• [WHAT IS NEEDED] Please return every line of the records below that holds the word "content".
┌──
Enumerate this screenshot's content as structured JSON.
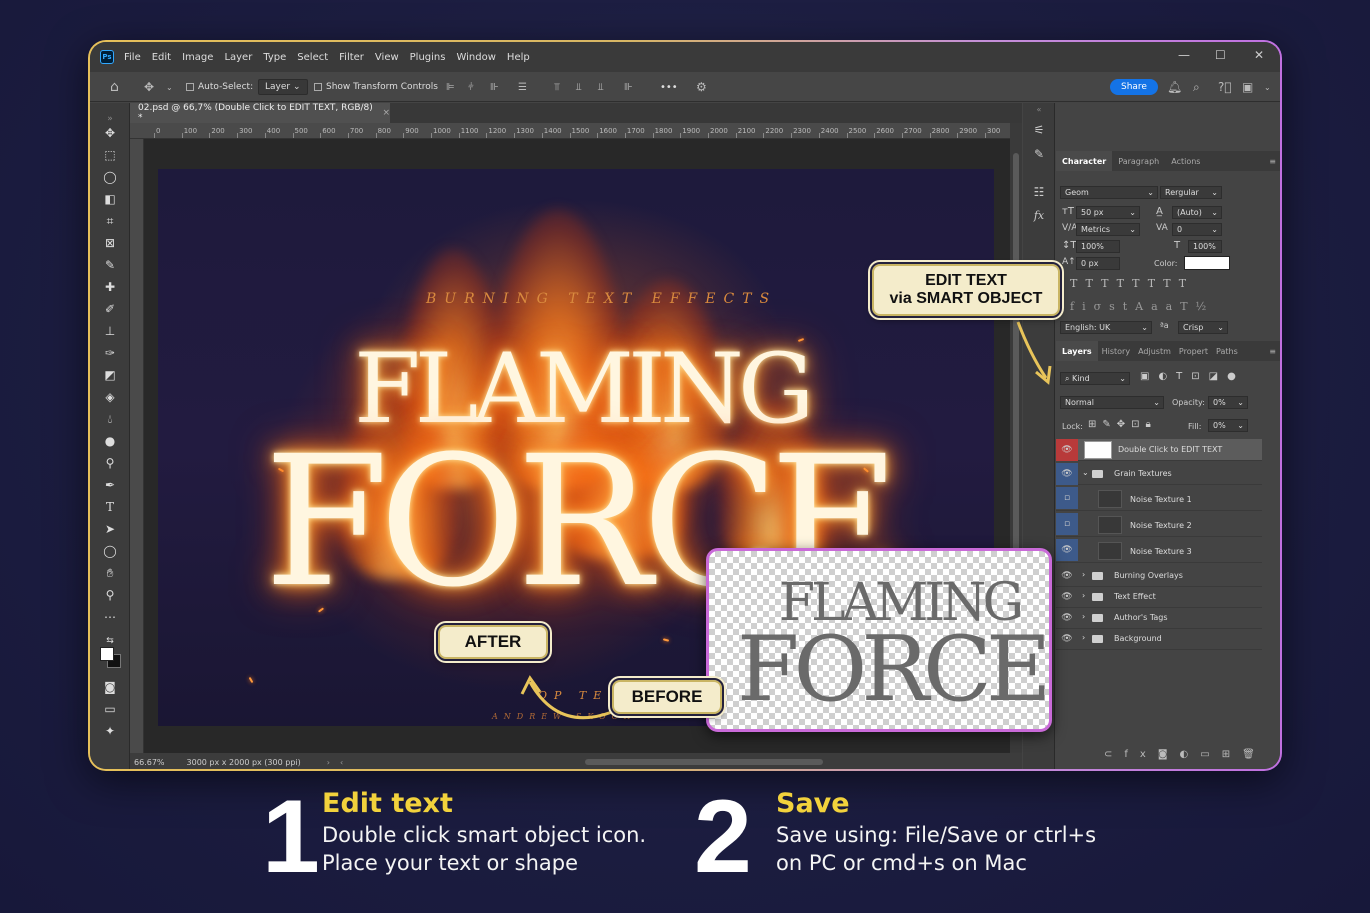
{
  "menubar": {
    "app_icon": "Ps",
    "items": [
      "File",
      "Edit",
      "Image",
      "Layer",
      "Type",
      "Select",
      "Filter",
      "View",
      "Plugins",
      "Window",
      "Help"
    ],
    "window_controls": [
      "—",
      "☐",
      "✕"
    ]
  },
  "options_bar": {
    "auto_select_label": "Auto-Select:",
    "auto_select_value": "Layer",
    "show_transform_label": "Show Transform Controls",
    "more": "•••",
    "share_label": "Share"
  },
  "document": {
    "tab_title": "02.psd @ 66,7% (Double Click to EDIT TEXT, RGB/8) *",
    "tab_close": "×",
    "ruler_h": [
      "0",
      "100",
      "200",
      "300",
      "400",
      "500",
      "600",
      "700",
      "800",
      "900",
      "1000",
      "1100",
      "1200",
      "1300",
      "1400",
      "1500",
      "1600",
      "1700",
      "1800",
      "1900",
      "2000",
      "2100",
      "2200",
      "2300",
      "2400",
      "2500",
      "2600",
      "2700",
      "2800",
      "2900",
      "300"
    ],
    "zoom": "66.67%",
    "doc_size": "3000 px x 2000 px (300 ppi)"
  },
  "artwork": {
    "subtitle_top": "BURNING TEXT EFFECTS",
    "word1": "FLAMING",
    "word2": "FORCE",
    "subtitle_bottom": "OP TEMPLATES",
    "author": "ANDREW SKOCH",
    "before_word1": "FLAMING",
    "before_word2": "FORCE"
  },
  "callouts": {
    "edit_line1": "EDIT TEXT",
    "edit_line2": "via SMART OBJECT",
    "after": "AFTER",
    "before": "BEFORE"
  },
  "character_panel": {
    "tabs": [
      "Character",
      "Paragraph",
      "Actions"
    ],
    "font_family": "Geom",
    "font_style": "Rergular",
    "size": "50 px",
    "leading": "(Auto)",
    "kerning": "Metrics",
    "tracking": "0",
    "vscale": "100%",
    "hscale": "100%",
    "baseline": "0 px",
    "color_label": "Color:",
    "language": "English: UK",
    "aa_label": "ªa",
    "antialias": "Crisp"
  },
  "layers_panel": {
    "tabs": [
      "Layers",
      "History",
      "Adjustm",
      "Propert",
      "Paths"
    ],
    "kind": "Kind",
    "blend_mode": "Normal",
    "opacity_label": "Opacity:",
    "opacity": "0%",
    "lock_label": "Lock:",
    "fill_label": "Fill:",
    "fill": "0%",
    "layers": [
      {
        "name": "Double Click to EDIT TEXT",
        "type": "smart-object"
      },
      {
        "name": "Grain Textures",
        "type": "group-open"
      },
      {
        "name": "Noise Texture 1",
        "type": "layer"
      },
      {
        "name": "Noise Texture 2",
        "type": "layer"
      },
      {
        "name": "Noise Texture 3",
        "type": "layer"
      },
      {
        "name": "Burning Overlays",
        "type": "group"
      },
      {
        "name": "Text Effect",
        "type": "group"
      },
      {
        "name": "Author's Tags",
        "type": "group"
      },
      {
        "name": "Background",
        "type": "group"
      }
    ]
  },
  "instructions": {
    "step1_number": "1",
    "step1_title": "Edit text",
    "step1_line1": "Double click smart object icon.",
    "step1_line2": "Place your text or shape",
    "step2_number": "2",
    "step2_title": "Save",
    "step2_line1": "Save using: File/Save or ctrl+s",
    "step2_line2": "on PC or cmd+s on Mac"
  },
  "colors": {
    "background": "#1c1d40",
    "accent_yellow": "#f2d23c",
    "frame_gold": "#e6c05a",
    "frame_purple": "#c070e0",
    "share_blue": "#1473e6",
    "selected_layer": "#5c5c5c"
  }
}
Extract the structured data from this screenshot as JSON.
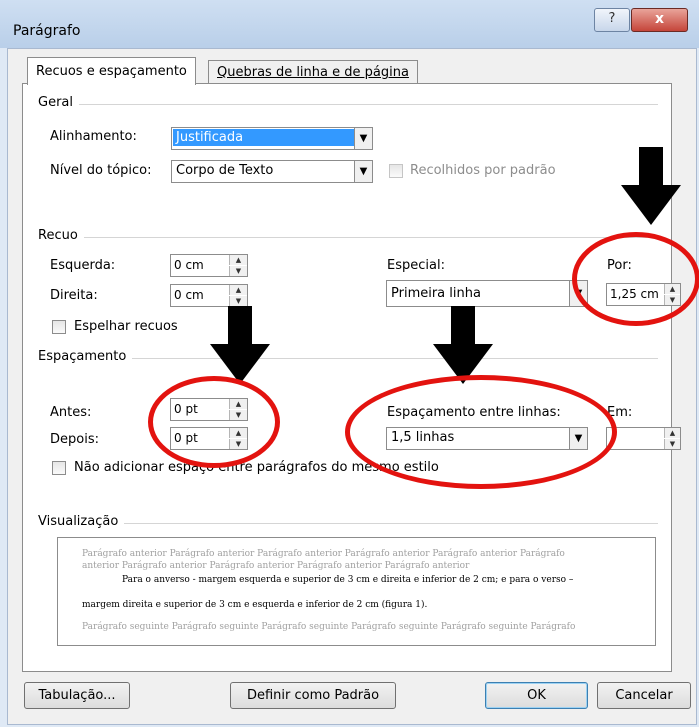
{
  "window": {
    "title": "Parágrafo",
    "help": "?",
    "close": "x"
  },
  "tabs": {
    "indent_spacing": "Recuos e espaçamento",
    "line_page_breaks": "Quebras de linha e de página"
  },
  "general": {
    "group": "Geral",
    "alignment_label": "Alinhamento:",
    "alignment_value": "Justificada",
    "outline_label": "Nível do tópico:",
    "outline_value": "Corpo de Texto",
    "collapsed_label": "Recolhidos por padrão"
  },
  "indent": {
    "group": "Recuo",
    "left_label": "Esquerda:",
    "left_value": "0 cm",
    "right_label": "Direita:",
    "right_value": "0 cm",
    "special_label": "Especial:",
    "special_value": "Primeira linha",
    "by_label": "Por:",
    "by_value": "1,25 cm",
    "mirror_label": "Espelhar recuos"
  },
  "spacing": {
    "group": "Espaçamento",
    "before_label": "Antes:",
    "before_value": "0 pt",
    "after_label": "Depois:",
    "after_value": "0 pt",
    "line_label": "Espaçamento entre linhas:",
    "line_value": "1,5 linhas",
    "at_label": "Em:",
    "at_value": "",
    "no_space_label": "Não adicionar espaço entre parágrafos do mesmo estilo"
  },
  "preview": {
    "group": "Visualização",
    "prev1": "Parágrafo anterior Parágrafo anterior Parágrafo anterior Parágrafo anterior Parágrafo anterior Parágrafo",
    "prev2": "anterior Parágrafo anterior Parágrafo anterior Parágrafo anterior Parágrafo anterior",
    "body1": "Para o anverso - margem esquerda e superior de 3 cm e direita e inferior de 2 cm; e para o verso –",
    "body2": "margem direita e superior de 3 cm e esquerda e inferior de 2 cm (figura 1).",
    "next1": "Parágrafo seguinte Parágrafo seguinte Parágrafo seguinte Parágrafo seguinte Parágrafo seguinte Parágrafo"
  },
  "buttons": {
    "tabs": "Tabulação...",
    "default": "Definir como Padrão",
    "ok": "OK",
    "cancel": "Cancelar"
  },
  "colors": {
    "annotation_red": "#e3130f",
    "selection_blue": "#3399ff"
  }
}
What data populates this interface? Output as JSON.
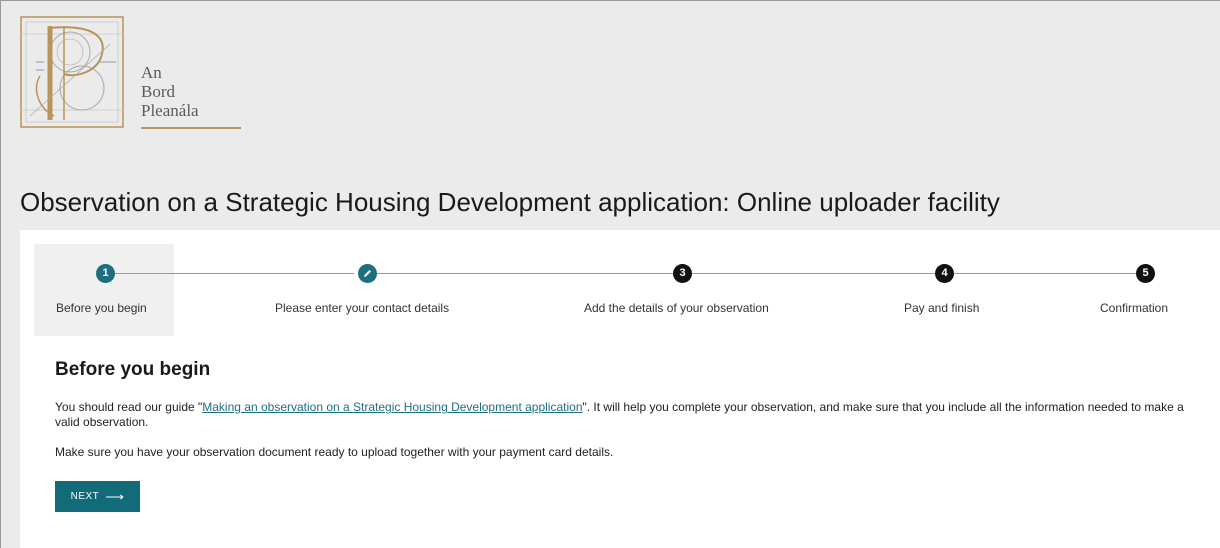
{
  "header": {
    "logo_lines": [
      "An",
      "Bord",
      "Pleanála"
    ],
    "title": "Observation on a Strategic Housing Development application: Online uploader facility"
  },
  "stepper": {
    "steps": [
      {
        "number": "1",
        "label": "Before you begin",
        "state": "active"
      },
      {
        "number": "",
        "label": "Please enter your contact details",
        "state": "edit"
      },
      {
        "number": "3",
        "label": "Add the details of your observation",
        "state": "pending"
      },
      {
        "number": "4",
        "label": "Pay and finish",
        "state": "pending"
      },
      {
        "number": "5",
        "label": "Confirmation",
        "state": "pending"
      }
    ]
  },
  "content": {
    "heading": "Before you begin",
    "para1_before": "You should read our guide \"",
    "para1_link": "Making an observation on a Strategic Housing Development application",
    "para1_after": "\". It will help you complete your observation, and make sure that you include all the information needed to make a valid observation.",
    "para2": "Make sure you have your observation document ready to upload together with your payment card details.",
    "next_label": "NEXT",
    "next_icon": "arrow-right-icon"
  },
  "colors": {
    "accent": "#1d6f80",
    "button": "#126b79",
    "logo_gold": "#b7945a",
    "background": "#ebebeb"
  }
}
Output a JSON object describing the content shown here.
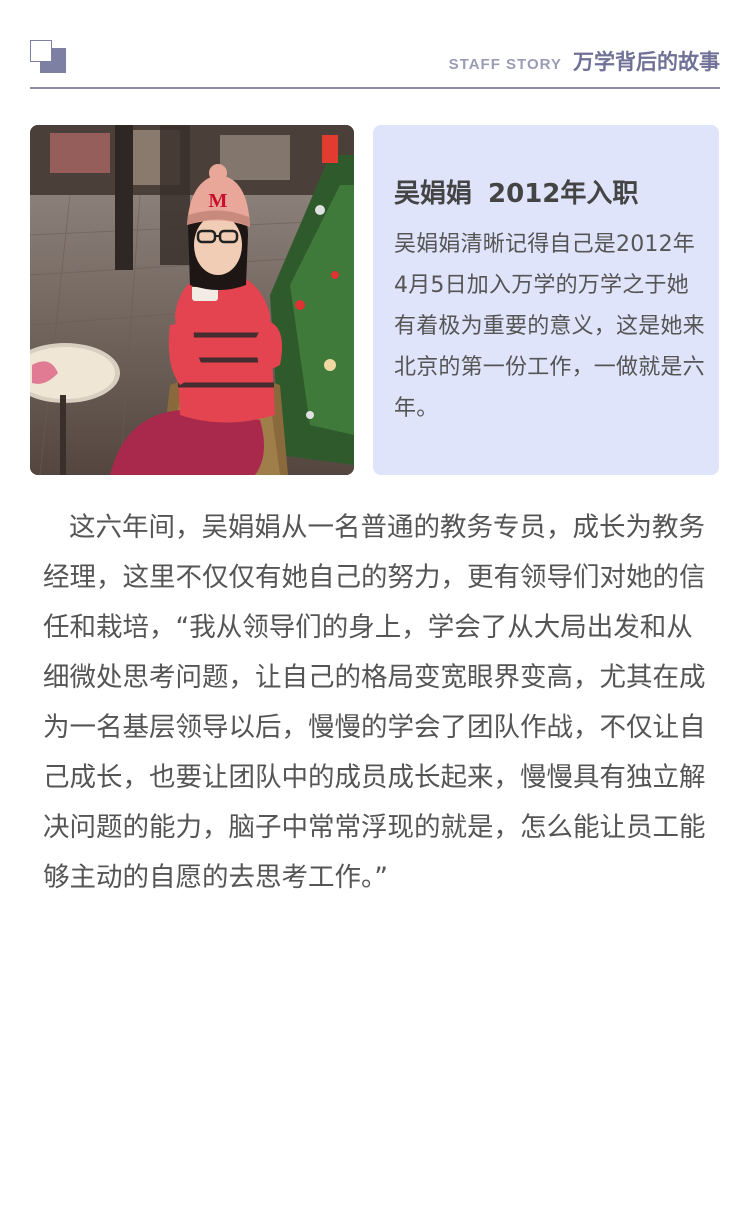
{
  "header": {
    "en_label": "STAFF STORY",
    "cn_title": "万学背后的故事"
  },
  "profile": {
    "name": "吴娟娟",
    "joined": "2012年入职",
    "intro": "吴娟娟清晰记得自己是2012年4月5日加入万学的万学之于她有着极为重要的意义，这是她来北京的第一份工作，一做就是六年。",
    "photo_sign_letter": "M"
  },
  "story": {
    "paragraph": "这六年间，吴娟娟从一名普通的教务专员，成长为教务经理，这里不仅仅有她自己的努力，更有领导们对她的信任和栽培，“我从领导们的身上，学会了从大局出发和从细微处思考问题，让自己的格局变宽眼界变高，尤其在成为一名基层领导以后，慢慢的学会了团队作战，不仅让自己成长，也要让团队中的成员成长起来，慢慢具有独立解决问题的能力，脑子中常常浮现的就是，怎么能让员工能够主动的自愿的去思考工作。”"
  },
  "colors": {
    "accent": "#7d7fa3",
    "card_bg": "#dfe4fa",
    "text": "#555555"
  }
}
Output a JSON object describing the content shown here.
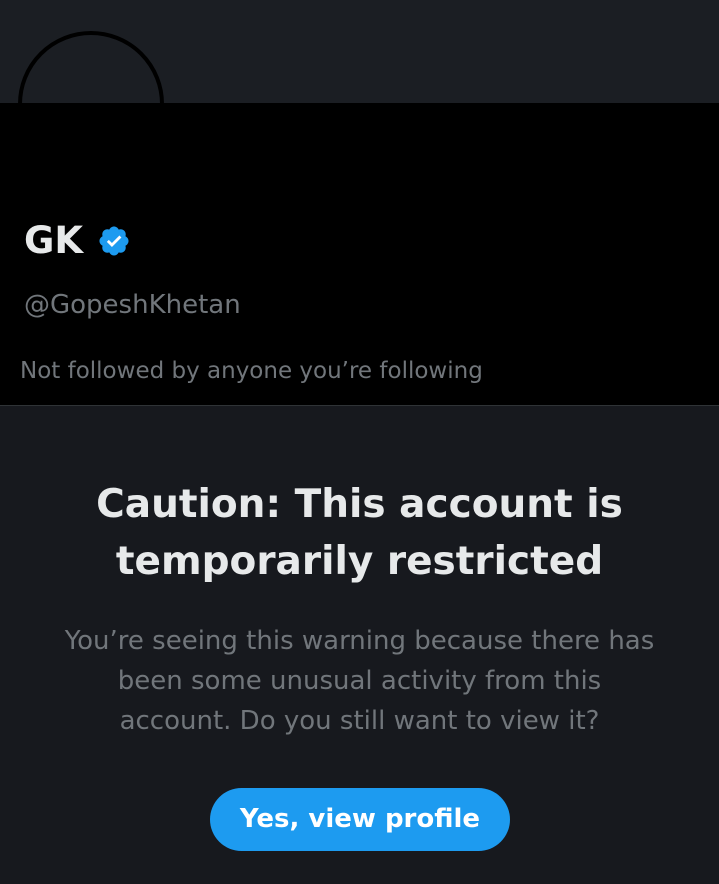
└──
• [EXERCISE RESPONSE]
Enumerate this screenshot's content as structured JSON.
  "content": {
Output a JSON object describing the content shown here.
Output a JSON object describing the content shown here.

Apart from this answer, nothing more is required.